### Task
Pictures do not belong in the copy; print every entry exactly as it stands.

Data extracted from a collection

══════════════════════════════

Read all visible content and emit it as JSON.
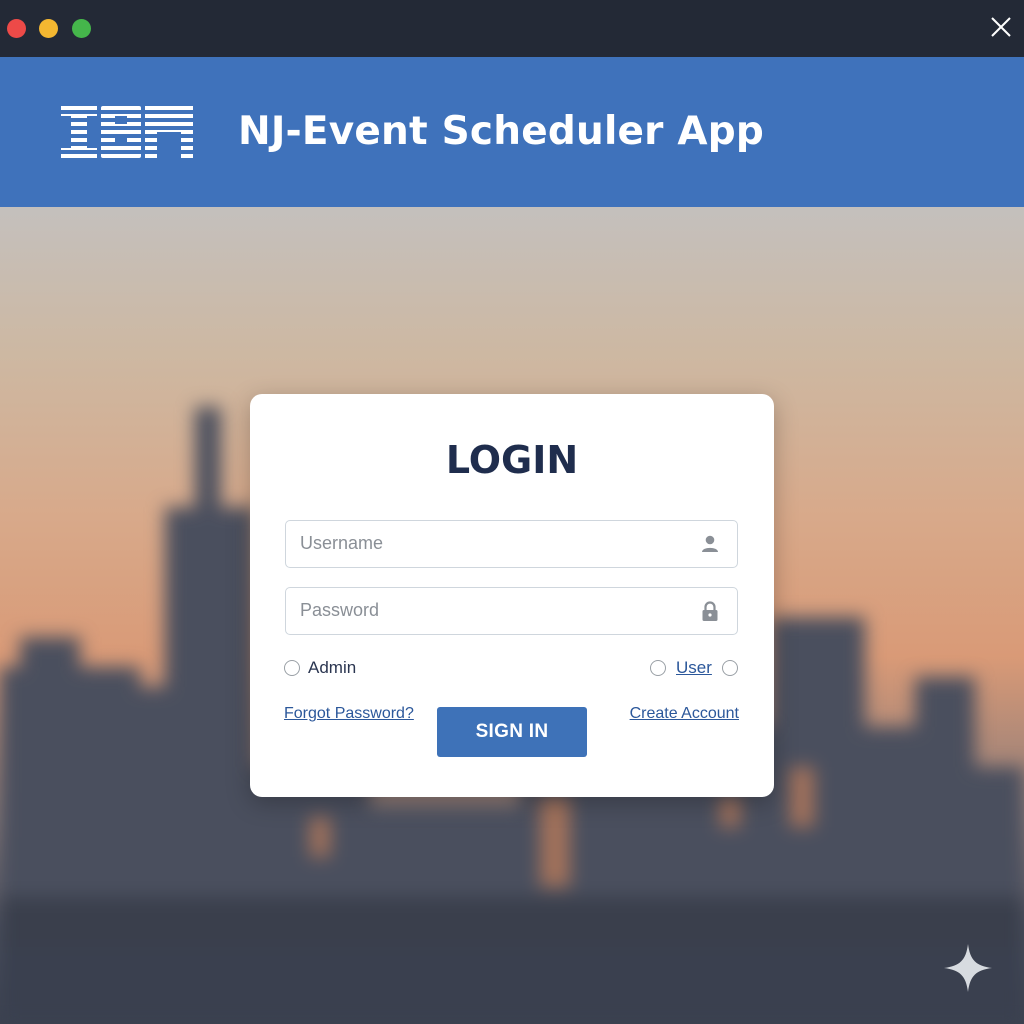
{
  "window": {
    "controls": [
      "close-dot",
      "minimize-dot",
      "maximize-dot"
    ],
    "close_icon": "close-icon"
  },
  "header": {
    "logo_text": "IBM",
    "title": "NJ-Event Scheduler App",
    "background_color": "#3f72bb"
  },
  "login": {
    "title": "LOGIN",
    "username": {
      "placeholder": "Username",
      "value": "",
      "icon": "user-icon"
    },
    "password": {
      "placeholder": "Password",
      "value": "",
      "icon": "lock-icon"
    },
    "roles": [
      {
        "label": "Admin",
        "selected": false
      },
      {
        "label": "User",
        "selected": false
      }
    ],
    "forgot_password": "Forgot Password?",
    "sign_in": "SIGN IN",
    "create_account": "Create Account",
    "accent_color": "#3e72b8"
  },
  "decor": {
    "corner_icon": "sparkle-icon"
  }
}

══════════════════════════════

### Answer to this exercise
Read all visible content and emit it as JSON.
{
  "window": {
    "controls": [
      "close-dot",
      "minimize-dot",
      "maximize-dot"
    ],
    "close_icon": "close-icon"
  },
  "header": {
    "logo_text": "IBM",
    "title": "NJ-Event Scheduler App",
    "background_color": "#3f72bb"
  },
  "login": {
    "title": "LOGIN",
    "username": {
      "placeholder": "Username",
      "value": "",
      "icon": "user-icon"
    },
    "password": {
      "placeholder": "Password",
      "value": "",
      "icon": "lock-icon"
    },
    "roles": [
      {
        "label": "Admin",
        "selected": false
      },
      {
        "label": "User",
        "selected": false
      }
    ],
    "forgot_password": "Forgot Password?",
    "sign_in": "SIGN IN",
    "create_account": "Create Account",
    "accent_color": "#3e72b8"
  },
  "decor": {
    "corner_icon": "sparkle-icon"
  }
}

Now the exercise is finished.